Now, it'd be silly to assume that Ghost in the Machine director Rachel Talalay had the same resources that Steven Spielberg did.  But you gotta think there's something in between those two examples that this film could have strived for.  These effects were dated when the movie came out.  (On a side note, I feel kind of bad for Talalay, a female director who got the chance to direct a franchise horror film (Freddy's Dead: The Final Nightmare) and a comic adaptation (Tank Girl) around this film...but never directed another feature again after the three misfires.  Alas, Talalay has used her abilities for a career in TV, so that's a positive ending to her story thus far.)
To those of us in today's computer-based society, the film's bigger problem is its presentation of computers and what could be called "the internet"...though i don't think I ever heard that term used in the film.  I remember what computers were like in the early '90s (thanks to the Tandy computer that inhabited our farmhouse basement...we were hip) and Ghost in the Machine isn't too terrible in that regard, but looking back it's just so distractingly silly.  It doesn't help that the main things we see the film use computers for are a) Address book scanning (decently represented), instant message style e-mail (very weird) and the pre-teen son using a program called "Love Corral".
Yeah, that's out of style these days.
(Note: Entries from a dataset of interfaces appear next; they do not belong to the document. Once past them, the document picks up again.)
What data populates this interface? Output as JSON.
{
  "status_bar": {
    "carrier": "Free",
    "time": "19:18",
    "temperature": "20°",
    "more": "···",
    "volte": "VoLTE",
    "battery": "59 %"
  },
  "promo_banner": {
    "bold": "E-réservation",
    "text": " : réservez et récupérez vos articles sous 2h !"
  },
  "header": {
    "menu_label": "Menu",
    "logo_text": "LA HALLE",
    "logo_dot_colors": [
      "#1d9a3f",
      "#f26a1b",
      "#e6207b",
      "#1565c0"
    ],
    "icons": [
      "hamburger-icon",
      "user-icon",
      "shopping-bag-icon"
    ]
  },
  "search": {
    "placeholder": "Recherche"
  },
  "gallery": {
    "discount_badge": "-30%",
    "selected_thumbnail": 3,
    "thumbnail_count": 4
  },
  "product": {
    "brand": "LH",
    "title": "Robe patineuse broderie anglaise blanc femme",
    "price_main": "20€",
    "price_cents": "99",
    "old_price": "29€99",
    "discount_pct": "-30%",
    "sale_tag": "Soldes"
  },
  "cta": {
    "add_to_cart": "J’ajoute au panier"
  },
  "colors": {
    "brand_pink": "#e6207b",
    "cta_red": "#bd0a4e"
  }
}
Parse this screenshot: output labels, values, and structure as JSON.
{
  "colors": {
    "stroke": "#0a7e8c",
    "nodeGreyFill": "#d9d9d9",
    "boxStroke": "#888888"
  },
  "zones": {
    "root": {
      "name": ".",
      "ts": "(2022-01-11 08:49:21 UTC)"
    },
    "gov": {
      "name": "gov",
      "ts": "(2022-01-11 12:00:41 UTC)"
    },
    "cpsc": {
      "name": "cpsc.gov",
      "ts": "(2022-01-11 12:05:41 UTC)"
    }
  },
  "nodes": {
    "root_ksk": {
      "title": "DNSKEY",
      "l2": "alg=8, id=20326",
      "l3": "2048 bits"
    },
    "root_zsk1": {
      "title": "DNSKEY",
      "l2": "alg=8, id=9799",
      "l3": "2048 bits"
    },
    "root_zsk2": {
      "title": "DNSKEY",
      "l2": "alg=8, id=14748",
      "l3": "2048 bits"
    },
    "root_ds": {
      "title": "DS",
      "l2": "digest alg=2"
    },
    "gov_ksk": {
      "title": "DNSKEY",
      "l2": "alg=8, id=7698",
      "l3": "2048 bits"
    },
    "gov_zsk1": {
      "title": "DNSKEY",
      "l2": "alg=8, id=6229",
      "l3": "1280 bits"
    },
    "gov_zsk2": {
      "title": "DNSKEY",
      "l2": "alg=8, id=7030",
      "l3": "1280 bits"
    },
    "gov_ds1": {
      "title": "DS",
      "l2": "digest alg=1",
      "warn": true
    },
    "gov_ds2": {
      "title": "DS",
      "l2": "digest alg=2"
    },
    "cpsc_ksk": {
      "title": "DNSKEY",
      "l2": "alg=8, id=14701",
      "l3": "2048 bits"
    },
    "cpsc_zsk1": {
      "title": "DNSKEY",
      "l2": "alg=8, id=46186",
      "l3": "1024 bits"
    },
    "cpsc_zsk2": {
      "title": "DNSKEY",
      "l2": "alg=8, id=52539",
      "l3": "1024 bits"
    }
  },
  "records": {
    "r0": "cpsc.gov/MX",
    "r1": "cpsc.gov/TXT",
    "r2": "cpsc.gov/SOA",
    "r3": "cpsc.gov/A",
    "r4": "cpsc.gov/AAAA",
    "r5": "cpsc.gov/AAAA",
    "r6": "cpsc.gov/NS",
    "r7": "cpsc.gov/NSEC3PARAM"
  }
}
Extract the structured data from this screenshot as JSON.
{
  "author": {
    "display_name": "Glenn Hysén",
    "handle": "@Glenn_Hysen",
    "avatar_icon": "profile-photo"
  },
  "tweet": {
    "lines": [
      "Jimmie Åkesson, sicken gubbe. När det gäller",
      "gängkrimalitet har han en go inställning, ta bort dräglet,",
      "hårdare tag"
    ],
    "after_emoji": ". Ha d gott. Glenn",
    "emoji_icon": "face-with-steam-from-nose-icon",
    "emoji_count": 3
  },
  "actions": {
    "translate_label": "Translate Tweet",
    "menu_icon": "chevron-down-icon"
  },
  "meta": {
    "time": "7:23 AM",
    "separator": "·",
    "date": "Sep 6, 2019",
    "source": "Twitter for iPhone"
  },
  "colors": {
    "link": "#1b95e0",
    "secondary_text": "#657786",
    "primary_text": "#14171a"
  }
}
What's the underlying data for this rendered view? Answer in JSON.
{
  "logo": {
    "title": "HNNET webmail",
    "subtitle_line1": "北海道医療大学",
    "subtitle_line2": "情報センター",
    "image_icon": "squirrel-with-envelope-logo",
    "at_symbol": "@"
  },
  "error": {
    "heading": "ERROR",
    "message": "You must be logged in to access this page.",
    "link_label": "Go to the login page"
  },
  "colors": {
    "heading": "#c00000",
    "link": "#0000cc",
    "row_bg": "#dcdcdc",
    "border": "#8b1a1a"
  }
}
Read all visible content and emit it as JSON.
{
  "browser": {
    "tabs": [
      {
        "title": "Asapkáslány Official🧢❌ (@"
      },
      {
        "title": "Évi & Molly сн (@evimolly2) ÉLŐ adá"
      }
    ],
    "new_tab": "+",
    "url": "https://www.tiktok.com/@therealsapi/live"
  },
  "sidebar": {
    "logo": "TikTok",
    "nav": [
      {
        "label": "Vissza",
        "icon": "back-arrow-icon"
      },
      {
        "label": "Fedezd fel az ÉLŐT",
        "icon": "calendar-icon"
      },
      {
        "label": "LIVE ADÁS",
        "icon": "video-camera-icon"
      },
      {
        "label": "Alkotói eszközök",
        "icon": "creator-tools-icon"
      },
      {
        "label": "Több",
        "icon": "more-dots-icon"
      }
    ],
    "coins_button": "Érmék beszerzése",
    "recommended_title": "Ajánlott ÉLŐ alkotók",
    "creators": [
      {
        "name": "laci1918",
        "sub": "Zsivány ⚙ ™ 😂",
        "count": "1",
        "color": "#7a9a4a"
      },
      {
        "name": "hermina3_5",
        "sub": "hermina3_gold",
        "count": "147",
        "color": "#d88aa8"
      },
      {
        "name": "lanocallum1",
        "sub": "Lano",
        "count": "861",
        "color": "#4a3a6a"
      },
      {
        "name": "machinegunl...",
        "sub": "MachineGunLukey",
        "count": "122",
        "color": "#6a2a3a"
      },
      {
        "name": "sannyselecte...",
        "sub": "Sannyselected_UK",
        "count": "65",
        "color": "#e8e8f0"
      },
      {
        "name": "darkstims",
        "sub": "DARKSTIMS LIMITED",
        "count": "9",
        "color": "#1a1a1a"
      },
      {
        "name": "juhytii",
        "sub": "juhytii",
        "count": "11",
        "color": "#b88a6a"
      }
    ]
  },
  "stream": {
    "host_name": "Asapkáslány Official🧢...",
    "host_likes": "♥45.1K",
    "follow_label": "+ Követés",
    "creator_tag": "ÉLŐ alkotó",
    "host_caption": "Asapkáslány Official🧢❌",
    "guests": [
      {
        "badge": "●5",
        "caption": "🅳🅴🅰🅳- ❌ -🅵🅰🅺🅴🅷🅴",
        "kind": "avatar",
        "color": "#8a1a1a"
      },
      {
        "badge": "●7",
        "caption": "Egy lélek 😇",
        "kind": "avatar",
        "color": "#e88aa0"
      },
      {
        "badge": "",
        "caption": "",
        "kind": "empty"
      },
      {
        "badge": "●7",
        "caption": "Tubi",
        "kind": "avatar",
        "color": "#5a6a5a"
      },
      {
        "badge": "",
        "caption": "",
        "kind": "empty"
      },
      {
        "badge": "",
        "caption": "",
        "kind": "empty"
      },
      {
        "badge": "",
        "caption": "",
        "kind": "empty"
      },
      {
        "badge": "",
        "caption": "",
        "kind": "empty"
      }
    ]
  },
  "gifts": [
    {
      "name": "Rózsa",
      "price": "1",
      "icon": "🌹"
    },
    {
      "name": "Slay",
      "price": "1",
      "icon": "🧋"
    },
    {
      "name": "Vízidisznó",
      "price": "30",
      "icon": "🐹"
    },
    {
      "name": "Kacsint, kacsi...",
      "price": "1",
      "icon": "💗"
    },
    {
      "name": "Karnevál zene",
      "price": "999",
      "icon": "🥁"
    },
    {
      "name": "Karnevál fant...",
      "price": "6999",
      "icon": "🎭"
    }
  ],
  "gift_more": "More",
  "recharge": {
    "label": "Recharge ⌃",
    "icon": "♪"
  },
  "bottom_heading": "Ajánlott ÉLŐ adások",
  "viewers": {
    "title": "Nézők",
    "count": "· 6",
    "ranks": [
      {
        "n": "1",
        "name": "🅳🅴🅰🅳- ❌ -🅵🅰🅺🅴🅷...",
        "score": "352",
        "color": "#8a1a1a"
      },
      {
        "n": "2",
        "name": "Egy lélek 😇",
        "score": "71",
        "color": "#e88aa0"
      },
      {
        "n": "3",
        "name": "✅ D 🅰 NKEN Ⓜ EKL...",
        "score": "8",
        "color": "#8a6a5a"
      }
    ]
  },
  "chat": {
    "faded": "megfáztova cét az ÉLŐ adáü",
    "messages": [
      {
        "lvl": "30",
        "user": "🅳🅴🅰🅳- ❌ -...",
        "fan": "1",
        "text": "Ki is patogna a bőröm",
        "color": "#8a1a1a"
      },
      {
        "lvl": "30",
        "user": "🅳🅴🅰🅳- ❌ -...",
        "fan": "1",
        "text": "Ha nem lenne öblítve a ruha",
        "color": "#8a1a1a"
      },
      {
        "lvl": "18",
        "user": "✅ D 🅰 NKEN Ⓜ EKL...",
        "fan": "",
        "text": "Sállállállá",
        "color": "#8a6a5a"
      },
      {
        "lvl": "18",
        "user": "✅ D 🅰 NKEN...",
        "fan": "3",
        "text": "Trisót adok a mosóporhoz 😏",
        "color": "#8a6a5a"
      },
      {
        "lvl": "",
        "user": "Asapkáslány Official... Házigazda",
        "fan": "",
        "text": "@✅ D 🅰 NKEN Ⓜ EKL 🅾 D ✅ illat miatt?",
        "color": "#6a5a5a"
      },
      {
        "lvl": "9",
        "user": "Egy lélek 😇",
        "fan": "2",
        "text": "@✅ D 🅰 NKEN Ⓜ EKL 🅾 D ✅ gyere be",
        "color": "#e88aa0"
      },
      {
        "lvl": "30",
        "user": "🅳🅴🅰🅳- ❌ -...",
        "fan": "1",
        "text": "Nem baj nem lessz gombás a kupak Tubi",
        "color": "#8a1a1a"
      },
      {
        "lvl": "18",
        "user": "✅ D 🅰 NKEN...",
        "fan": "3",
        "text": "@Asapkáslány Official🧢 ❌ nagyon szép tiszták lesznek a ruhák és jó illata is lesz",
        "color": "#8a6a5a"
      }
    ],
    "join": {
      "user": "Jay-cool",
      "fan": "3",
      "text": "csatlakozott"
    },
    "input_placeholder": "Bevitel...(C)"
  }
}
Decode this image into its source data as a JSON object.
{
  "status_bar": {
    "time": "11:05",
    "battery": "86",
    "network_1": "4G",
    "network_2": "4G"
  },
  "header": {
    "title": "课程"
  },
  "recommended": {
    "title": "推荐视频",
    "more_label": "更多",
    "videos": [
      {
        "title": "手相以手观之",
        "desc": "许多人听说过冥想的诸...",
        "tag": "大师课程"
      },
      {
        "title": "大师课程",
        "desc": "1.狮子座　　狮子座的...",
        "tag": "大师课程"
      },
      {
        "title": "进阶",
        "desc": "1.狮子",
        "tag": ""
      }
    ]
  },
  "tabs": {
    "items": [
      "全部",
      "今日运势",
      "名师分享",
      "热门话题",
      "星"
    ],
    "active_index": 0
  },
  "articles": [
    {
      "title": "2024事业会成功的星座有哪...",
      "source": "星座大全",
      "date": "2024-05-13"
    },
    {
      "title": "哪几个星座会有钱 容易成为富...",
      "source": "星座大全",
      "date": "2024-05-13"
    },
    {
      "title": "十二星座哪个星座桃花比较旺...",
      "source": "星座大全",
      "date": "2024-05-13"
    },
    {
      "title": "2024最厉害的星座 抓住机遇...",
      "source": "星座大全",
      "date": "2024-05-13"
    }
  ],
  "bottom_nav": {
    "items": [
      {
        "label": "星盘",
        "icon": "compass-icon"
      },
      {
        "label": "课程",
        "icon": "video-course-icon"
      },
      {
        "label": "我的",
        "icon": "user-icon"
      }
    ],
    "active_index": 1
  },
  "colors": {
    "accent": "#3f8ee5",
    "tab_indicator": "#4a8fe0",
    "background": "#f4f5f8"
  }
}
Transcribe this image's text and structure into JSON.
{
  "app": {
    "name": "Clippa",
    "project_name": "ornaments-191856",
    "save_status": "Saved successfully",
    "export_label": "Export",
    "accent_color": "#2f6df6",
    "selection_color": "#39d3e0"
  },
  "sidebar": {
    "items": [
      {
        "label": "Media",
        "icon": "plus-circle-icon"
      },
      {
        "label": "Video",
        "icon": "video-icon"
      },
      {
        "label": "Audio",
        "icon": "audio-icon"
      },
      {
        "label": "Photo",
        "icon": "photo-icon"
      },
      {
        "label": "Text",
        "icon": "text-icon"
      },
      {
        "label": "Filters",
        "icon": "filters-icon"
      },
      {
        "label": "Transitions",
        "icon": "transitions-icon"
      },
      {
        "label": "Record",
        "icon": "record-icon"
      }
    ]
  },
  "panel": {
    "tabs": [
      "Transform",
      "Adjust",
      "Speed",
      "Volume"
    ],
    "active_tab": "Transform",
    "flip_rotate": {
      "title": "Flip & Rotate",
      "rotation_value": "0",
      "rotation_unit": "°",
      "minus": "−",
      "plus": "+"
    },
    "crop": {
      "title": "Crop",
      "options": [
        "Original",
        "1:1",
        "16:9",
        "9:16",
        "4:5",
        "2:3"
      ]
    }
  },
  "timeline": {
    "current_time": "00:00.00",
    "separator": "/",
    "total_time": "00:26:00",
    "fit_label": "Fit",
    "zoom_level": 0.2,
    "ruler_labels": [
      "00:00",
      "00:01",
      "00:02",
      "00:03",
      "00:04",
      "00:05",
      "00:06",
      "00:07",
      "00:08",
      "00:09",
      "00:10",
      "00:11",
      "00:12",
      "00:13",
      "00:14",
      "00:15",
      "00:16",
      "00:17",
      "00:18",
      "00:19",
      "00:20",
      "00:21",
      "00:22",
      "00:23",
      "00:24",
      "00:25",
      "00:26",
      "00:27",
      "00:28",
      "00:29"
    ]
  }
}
We have real porn.
But here's the thing: if you can get past just how dated the film is (which is a gigantic chore, I will say), there are some really fun moments.  The few kills we get have a lot of fun showing us just what Mr. "I'm in the computer and control all electrical things" can do to set up the victims, and there's a legitimate Final Destination vibe to the film at these times.  One moment involving a toddler and an oven had me actually yelling at the screen, which was a good example of how playfully destructive the film was able to be.
And, as I stated in the opening, there's that ridiculous "I remember the early '90s!" charm that I just can't resist.  This film is so early '90s that I half expected Zack Morris to walk on screen, freeze the movie, and say something douchey.  From the wardrobe to the technology to the soundtrack of rap music that didn't use swear words or n-bombs, it reeks of early '90s-ness.  The cast helps sweeten that deal too, with the very '90s kids (including Brandon Quentin Adams, who was immortalized as Fool in The People Under the Stairs!), Ducommon of The 'burbs fame, and - most fantastically - Shevonne Durkin, whose career peaked when she starred opposite Warwick Davis in Leprechaun 2.  I'm pretty sure Ms. Durkin was on of pre-teen The Mike's favorite sights in that film, and getting reacquainted with her here had me making that face that Fool is making up at the top of this review.
Ghost in the Machine is not a good movie, and is certainly one of the most outdated movies I've ever seen.  Yet I found myself content while watching it, and not just because I could make fun of how old it was.  This is a fun little movie, as stupid as it is, and I'm willing to give it a little bit of a pass because of that.  If nothing else, it's an interesting period piece that's totally early '90s cool.  Totally.
And, Shevonne Durkin, if you're still out there somewhere....please marry me. I promise that I'll run the dishwasher.

1 comment:

R.D. Penning said...

It truly is a bad movie, but every time it is on... I can't stop myself from watching it.